◆ **Requirement**
Only lines with the word "text" belong in the answer; copy them from the records below.

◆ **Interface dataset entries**
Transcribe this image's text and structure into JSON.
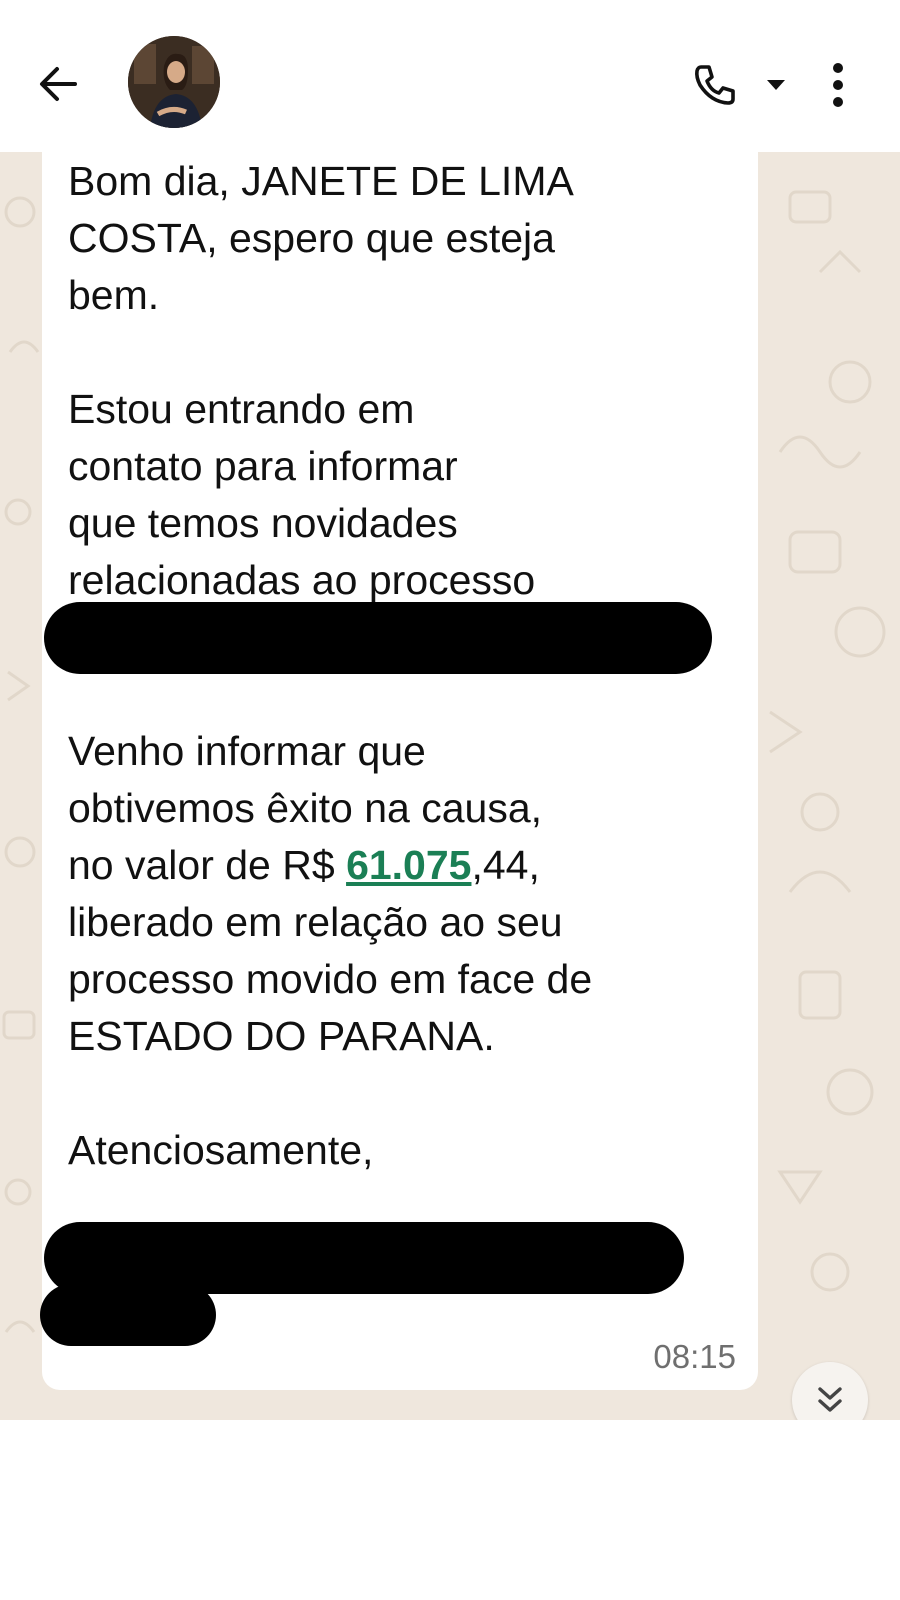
{
  "header": {
    "back_icon": "arrow-left-icon",
    "avatar_icon": "contact-avatar",
    "call_icon": "phone-icon",
    "call_dropdown_icon": "caret-down-icon",
    "more_icon": "more-vertical-icon"
  },
  "message": {
    "para1_line1": "Bom dia, JANETE DE LIMA",
    "para1_line2": "COSTA, espero que esteja",
    "para1_line3": "bem.",
    "para2_line1": "Estou entrando em",
    "para2_line2": "contato para informar",
    "para2_line3": "que temos novidades",
    "para2_line4": "relacionadas ao processo",
    "para3_line1": "Venho informar que",
    "para3_line2": "obtivemos êxito na causa,",
    "para3_line3_prefix": "no valor de R$ ",
    "para3_line3_link": "61.075",
    "para3_line3_suffix": ",44,",
    "para3_line4": "liberado em relação ao seu",
    "para3_line5": "processo movido em face de",
    "para3_line6": "ESTADO DO PARANA.",
    "closing": "Atenciosamente,",
    "time": "08:15"
  },
  "colors": {
    "link_green": "#1b7f55",
    "chat_background": "#efe7dd",
    "bubble": "#ffffff",
    "redaction": "#000000"
  },
  "scroll_down_icon": "double-chevron-down-icon"
}
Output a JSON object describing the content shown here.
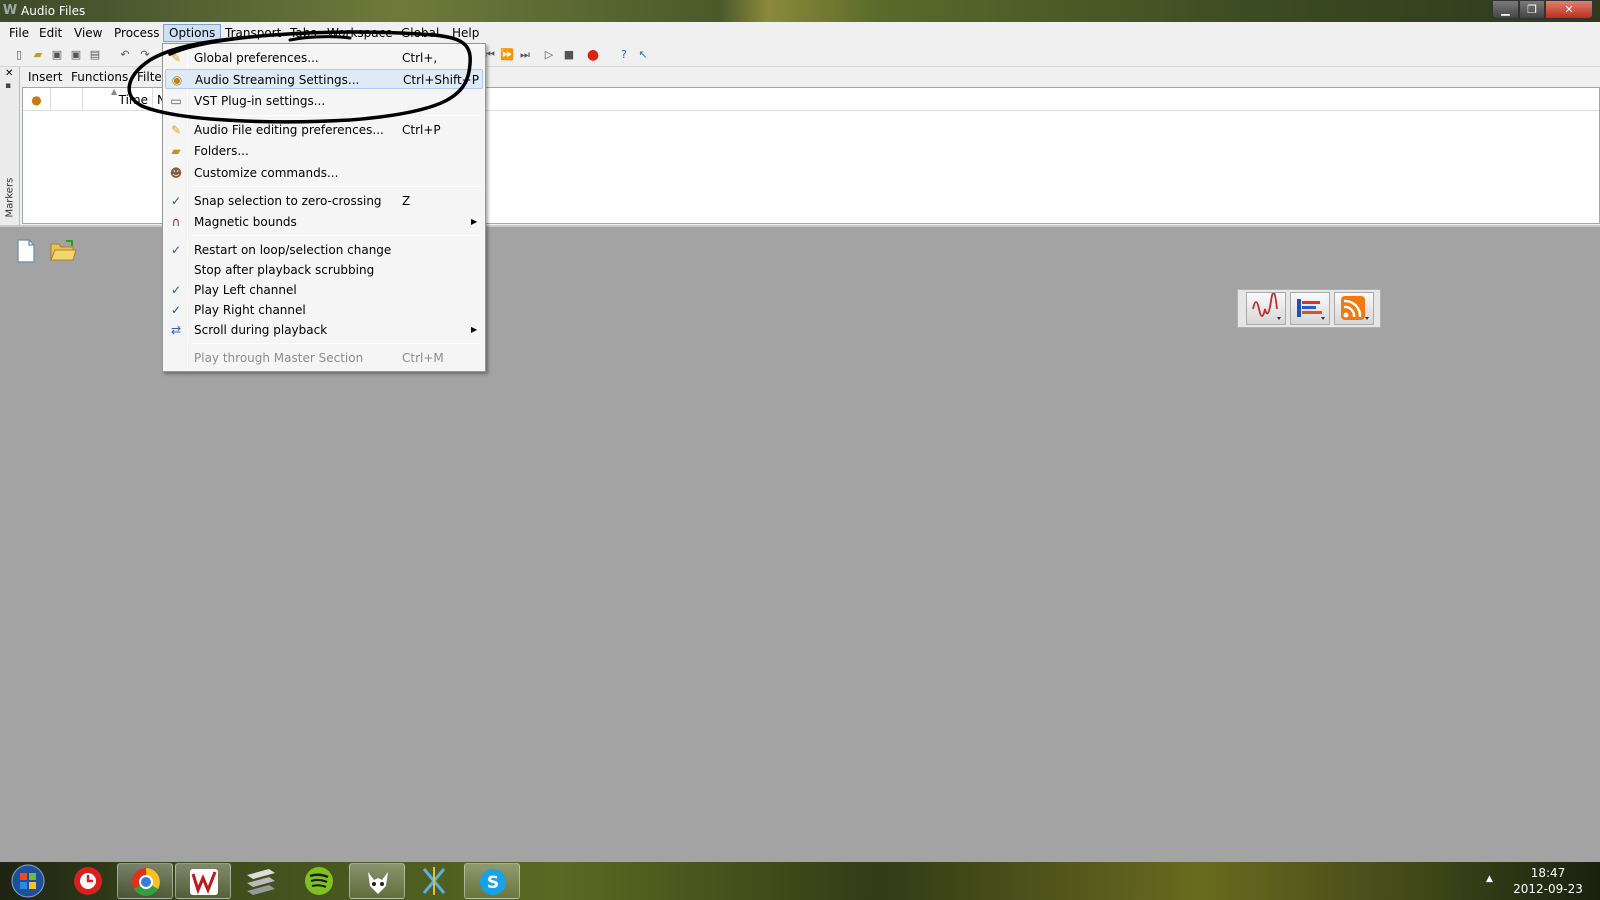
{
  "window": {
    "title": "Audio Files"
  },
  "menubar": {
    "items": [
      "File",
      "Edit",
      "View",
      "Process",
      "Options",
      "Transport",
      "Tabs",
      "Workspace",
      "Global",
      "Help"
    ]
  },
  "panel": {
    "tabs": [
      "Insert",
      "Functions",
      "Filte"
    ],
    "side_label": "Markers",
    "columns": [
      "Time",
      "N"
    ]
  },
  "options_menu": {
    "items": [
      {
        "label": "Global preferences...",
        "shortcut": "Ctrl+,"
      },
      {
        "label": "Audio Streaming Settings...",
        "shortcut": "Ctrl+Shift+P"
      },
      {
        "label": "VST Plug-in settings...",
        "shortcut": ""
      },
      {
        "label": "Audio File editing preferences...",
        "shortcut": "Ctrl+P"
      },
      {
        "label": "Folders...",
        "shortcut": ""
      },
      {
        "label": "Customize commands...",
        "shortcut": ""
      },
      {
        "label": "Snap selection to zero-crossing",
        "shortcut": "Z",
        "checked": true
      },
      {
        "label": "Magnetic bounds",
        "shortcut": "",
        "submenu": true
      },
      {
        "label": "Restart on loop/selection change",
        "shortcut": "",
        "checked": true
      },
      {
        "label": "Stop after playback scrubbing",
        "shortcut": "",
        "checked": false
      },
      {
        "label": "Play Left channel",
        "shortcut": "",
        "checked": true
      },
      {
        "label": "Play Right channel",
        "shortcut": "",
        "checked": true
      },
      {
        "label": "Scroll during playback",
        "shortcut": "",
        "submenu": true
      },
      {
        "label": "Play through Master Section",
        "shortcut": "Ctrl+M",
        "disabled": true
      }
    ]
  },
  "taskbar": {
    "apps": [
      "start-orb",
      "red-app",
      "chrome",
      "wavelab",
      "steam",
      "spotify",
      "foobar",
      "x-app",
      "skype"
    ],
    "time": "18:47",
    "date": "2012-09-23"
  },
  "colors": {
    "menu_highlight": "#cfe0f5",
    "workspace_bg": "#a3a3a3",
    "annotation_ink": "#000000"
  }
}
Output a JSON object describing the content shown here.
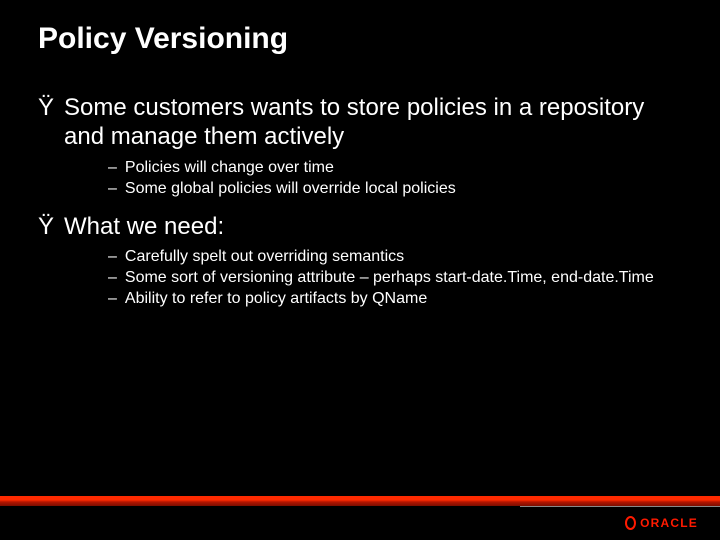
{
  "title": "Policy Versioning",
  "bullets": {
    "b0": {
      "marker": "Ÿ",
      "text": "Some customers wants to store policies in a repository and manage them actively",
      "subs": {
        "s0": {
          "marker": "–",
          "text": "Policies will change over time"
        },
        "s1": {
          "marker": "–",
          "text": "Some global policies will override local policies"
        }
      }
    },
    "b1": {
      "marker": "Ÿ",
      "text": "What we need:",
      "subs": {
        "s0": {
          "marker": "–",
          "text": "Carefully spelt out overriding semantics"
        },
        "s1": {
          "marker": "–",
          "text": "Some sort of versioning attribute – perhaps start-date.Time, end-date.Time"
        },
        "s2": {
          "marker": "–",
          "text": "Ability to refer to policy artifacts by QName"
        }
      }
    }
  },
  "brand": "ORACLE"
}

◆ **Final answer**
Transcribe this image's text and structure into JSON.
      "text": "Some customers wants to store policies in a repository and manage them actively",
          "text": "Policies will change over time"
          "text": "Some global policies will override local policies"
      "text": "What we need:",
          "text": "Carefully spelt out overriding semantics"
          "text": "Some sort of versioning attribute – perhaps start-date.Time, end-date.Time"
          "text": "Ability to refer to policy artifacts by QName"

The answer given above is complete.